§ Work to be completed
Each entry below must be repeated exactly. Leave the pictures out of it.

Given data: Begin

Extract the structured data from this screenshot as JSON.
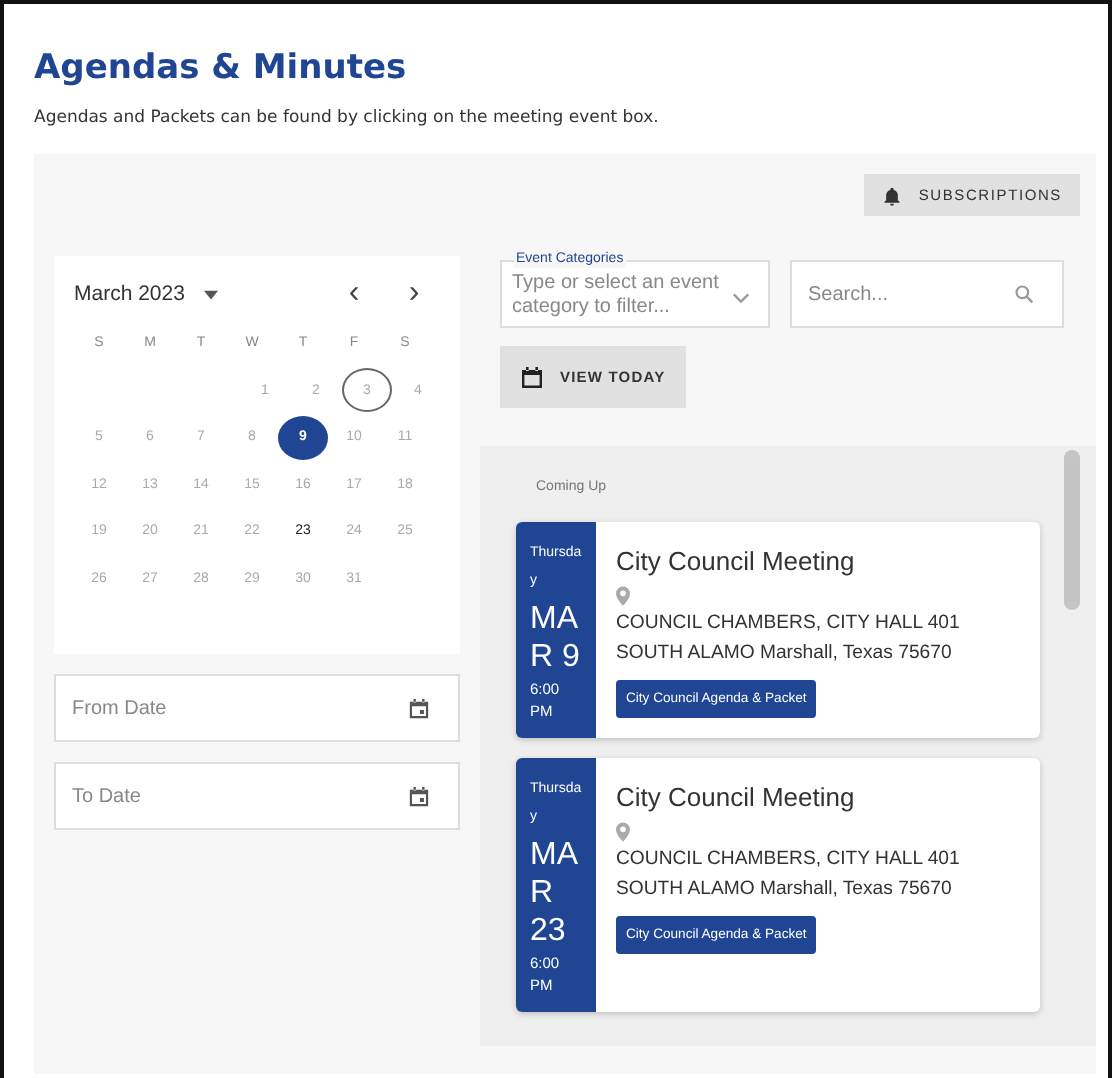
{
  "header": {
    "title": "Agendas & Minutes",
    "description": "Agendas and Packets can be found by clicking on the meeting event box."
  },
  "subscriptions_button": "SUBSCRIPTIONS",
  "calendar": {
    "month": "March 2023",
    "prev": "‹",
    "next": "›",
    "weekdays": [
      "S",
      "M",
      "T",
      "W",
      "T",
      "F",
      "S"
    ],
    "weeks": [
      {
        "days": [
          {
            "label": "1",
            "selected": false,
            "outlined": false,
            "has_event": false
          },
          {
            "label": "2",
            "selected": false,
            "outlined": false,
            "has_event": false
          },
          {
            "label": "3",
            "selected": false,
            "outlined": true,
            "has_event": false
          },
          {
            "label": "4",
            "selected": false,
            "outlined": false,
            "has_event": false
          }
        ]
      },
      {
        "days": [
          {
            "label": "5",
            "selected": false,
            "outlined": false,
            "has_event": false
          },
          {
            "label": "6",
            "selected": false,
            "outlined": false,
            "has_event": false
          },
          {
            "label": "7",
            "selected": false,
            "outlined": false,
            "has_event": false
          },
          {
            "label": "8",
            "selected": false,
            "outlined": false,
            "has_event": false
          },
          {
            "label": "9",
            "selected": true,
            "outlined": false,
            "has_event": true
          },
          {
            "label": "10",
            "selected": false,
            "outlined": false,
            "has_event": false
          },
          {
            "label": "11",
            "selected": false,
            "outlined": false,
            "has_event": false
          }
        ]
      },
      {
        "days": [
          {
            "label": "12",
            "selected": false,
            "outlined": false,
            "has_event": false
          },
          {
            "label": "13",
            "selected": false,
            "outlined": false,
            "has_event": false
          },
          {
            "label": "14",
            "selected": false,
            "outlined": false,
            "has_event": false
          },
          {
            "label": "15",
            "selected": false,
            "outlined": false,
            "has_event": false
          },
          {
            "label": "16",
            "selected": false,
            "outlined": false,
            "has_event": false
          },
          {
            "label": "17",
            "selected": false,
            "outlined": false,
            "has_event": false
          },
          {
            "label": "18",
            "selected": false,
            "outlined": false,
            "has_event": false
          }
        ]
      },
      {
        "days": [
          {
            "label": "19",
            "selected": false,
            "outlined": false,
            "has_event": false
          },
          {
            "label": "20",
            "selected": false,
            "outlined": false,
            "has_event": false
          },
          {
            "label": "21",
            "selected": false,
            "outlined": false,
            "has_event": false
          },
          {
            "label": "22",
            "selected": false,
            "outlined": false,
            "has_event": false
          },
          {
            "label": "23",
            "selected": false,
            "outlined": false,
            "has_event": true
          },
          {
            "label": "24",
            "selected": false,
            "outlined": false,
            "has_event": false
          },
          {
            "label": "25",
            "selected": false,
            "outlined": false,
            "has_event": false
          }
        ]
      },
      {
        "days": [
          {
            "label": "26",
            "selected": false,
            "outlined": false,
            "has_event": false
          },
          {
            "label": "27",
            "selected": false,
            "outlined": false,
            "has_event": false
          },
          {
            "label": "28",
            "selected": false,
            "outlined": false,
            "has_event": false
          },
          {
            "label": "29",
            "selected": false,
            "outlined": false,
            "has_event": false
          },
          {
            "label": "30",
            "selected": false,
            "outlined": false,
            "has_event": false
          },
          {
            "label": "31",
            "selected": false,
            "outlined": false,
            "has_event": false
          }
        ]
      }
    ]
  },
  "from_date": {
    "placeholder": "From Date"
  },
  "to_date": {
    "placeholder": "To Date"
  },
  "event_categories": {
    "label": "Event Categories",
    "placeholder": "Type or select an event category to filter..."
  },
  "search": {
    "placeholder": "Search..."
  },
  "view_today_button": "VIEW TODAY",
  "events": {
    "heading": "Coming Up",
    "items": [
      {
        "weekday": "Thursday",
        "date": "MAR 9",
        "time": "6:00 PM",
        "title": "City Council Meeting",
        "location": "COUNCIL CHAMBERS, CITY HALL 401 SOUTH ALAMO Marshall, Texas 75670",
        "link": "City Council Agenda & Packet"
      },
      {
        "weekday": "Thursday",
        "date": "MAR 23",
        "time": "6:00 PM",
        "title": "City Council Meeting",
        "location": "COUNCIL CHAMBERS, CITY HALL 401 SOUTH ALAMO Marshall, Texas 75670",
        "link": "City Council Agenda & Packet"
      }
    ]
  }
}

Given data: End

§ Answer space
Extract the structured data from this screenshot as JSON.
{
  "header": {
    "title": "Agendas & Minutes",
    "description": "Agendas and Packets can be found by clicking on the meeting event box."
  },
  "subscriptions_button": "SUBSCRIPTIONS",
  "calendar": {
    "month": "March 2023",
    "prev": "‹",
    "next": "›",
    "weekdays": [
      "S",
      "M",
      "T",
      "W",
      "T",
      "F",
      "S"
    ],
    "weeks": [
      {
        "days": [
          {
            "label": "1",
            "selected": false,
            "outlined": false,
            "has_event": false
          },
          {
            "label": "2",
            "selected": false,
            "outlined": false,
            "has_event": false
          },
          {
            "label": "3",
            "selected": false,
            "outlined": true,
            "has_event": false
          },
          {
            "label": "4",
            "selected": false,
            "outlined": false,
            "has_event": false
          }
        ]
      },
      {
        "days": [
          {
            "label": "5",
            "selected": false,
            "outlined": false,
            "has_event": false
          },
          {
            "label": "6",
            "selected": false,
            "outlined": false,
            "has_event": false
          },
          {
            "label": "7",
            "selected": false,
            "outlined": false,
            "has_event": false
          },
          {
            "label": "8",
            "selected": false,
            "outlined": false,
            "has_event": false
          },
          {
            "label": "9",
            "selected": true,
            "outlined": false,
            "has_event": true
          },
          {
            "label": "10",
            "selected": false,
            "outlined": false,
            "has_event": false
          },
          {
            "label": "11",
            "selected": false,
            "outlined": false,
            "has_event": false
          }
        ]
      },
      {
        "days": [
          {
            "label": "12",
            "selected": false,
            "outlined": false,
            "has_event": false
          },
          {
            "label": "13",
            "selected": false,
            "outlined": false,
            "has_event": false
          },
          {
            "label": "14",
            "selected": false,
            "outlined": false,
            "has_event": false
          },
          {
            "label": "15",
            "selected": false,
            "outlined": false,
            "has_event": false
          },
          {
            "label": "16",
            "selected": false,
            "outlined": false,
            "has_event": false
          },
          {
            "label": "17",
            "selected": false,
            "outlined": false,
            "has_event": false
          },
          {
            "label": "18",
            "selected": false,
            "outlined": false,
            "has_event": false
          }
        ]
      },
      {
        "days": [
          {
            "label": "19",
            "selected": false,
            "outlined": false,
            "has_event": false
          },
          {
            "label": "20",
            "selected": false,
            "outlined": false,
            "has_event": false
          },
          {
            "label": "21",
            "selected": false,
            "outlined": false,
            "has_event": false
          },
          {
            "label": "22",
            "selected": false,
            "outlined": false,
            "has_event": false
          },
          {
            "label": "23",
            "selected": false,
            "outlined": false,
            "has_event": true
          },
          {
            "label": "24",
            "selected": false,
            "outlined": false,
            "has_event": false
          },
          {
            "label": "25",
            "selected": false,
            "outlined": false,
            "has_event": false
          }
        ]
      },
      {
        "days": [
          {
            "label": "26",
            "selected": false,
            "outlined": false,
            "has_event": false
          },
          {
            "label": "27",
            "selected": false,
            "outlined": false,
            "has_event": false
          },
          {
            "label": "28",
            "selected": false,
            "outlined": false,
            "has_event": false
          },
          {
            "label": "29",
            "selected": false,
            "outlined": false,
            "has_event": false
          },
          {
            "label": "30",
            "selected": false,
            "outlined": false,
            "has_event": false
          },
          {
            "label": "31",
            "selected": false,
            "outlined": false,
            "has_event": false
          }
        ]
      }
    ]
  },
  "from_date": {
    "placeholder": "From Date"
  },
  "to_date": {
    "placeholder": "To Date"
  },
  "event_categories": {
    "label": "Event Categories",
    "placeholder": "Type or select an event category to filter..."
  },
  "search": {
    "placeholder": "Search..."
  },
  "view_today_button": "VIEW TODAY",
  "events": {
    "heading": "Coming Up",
    "items": [
      {
        "weekday": "Thursday",
        "date": "MAR 9",
        "time": "6:00 PM",
        "title": "City Council Meeting",
        "location": "COUNCIL CHAMBERS, CITY HALL 401 SOUTH ALAMO Marshall, Texas 75670",
        "link": "City Council Agenda & Packet"
      },
      {
        "weekday": "Thursday",
        "date": "MAR 23",
        "time": "6:00 PM",
        "title": "City Council Meeting",
        "location": "COUNCIL CHAMBERS, CITY HALL 401 SOUTH ALAMO Marshall, Texas 75670",
        "link": "City Council Agenda & Packet"
      }
    ]
  }
}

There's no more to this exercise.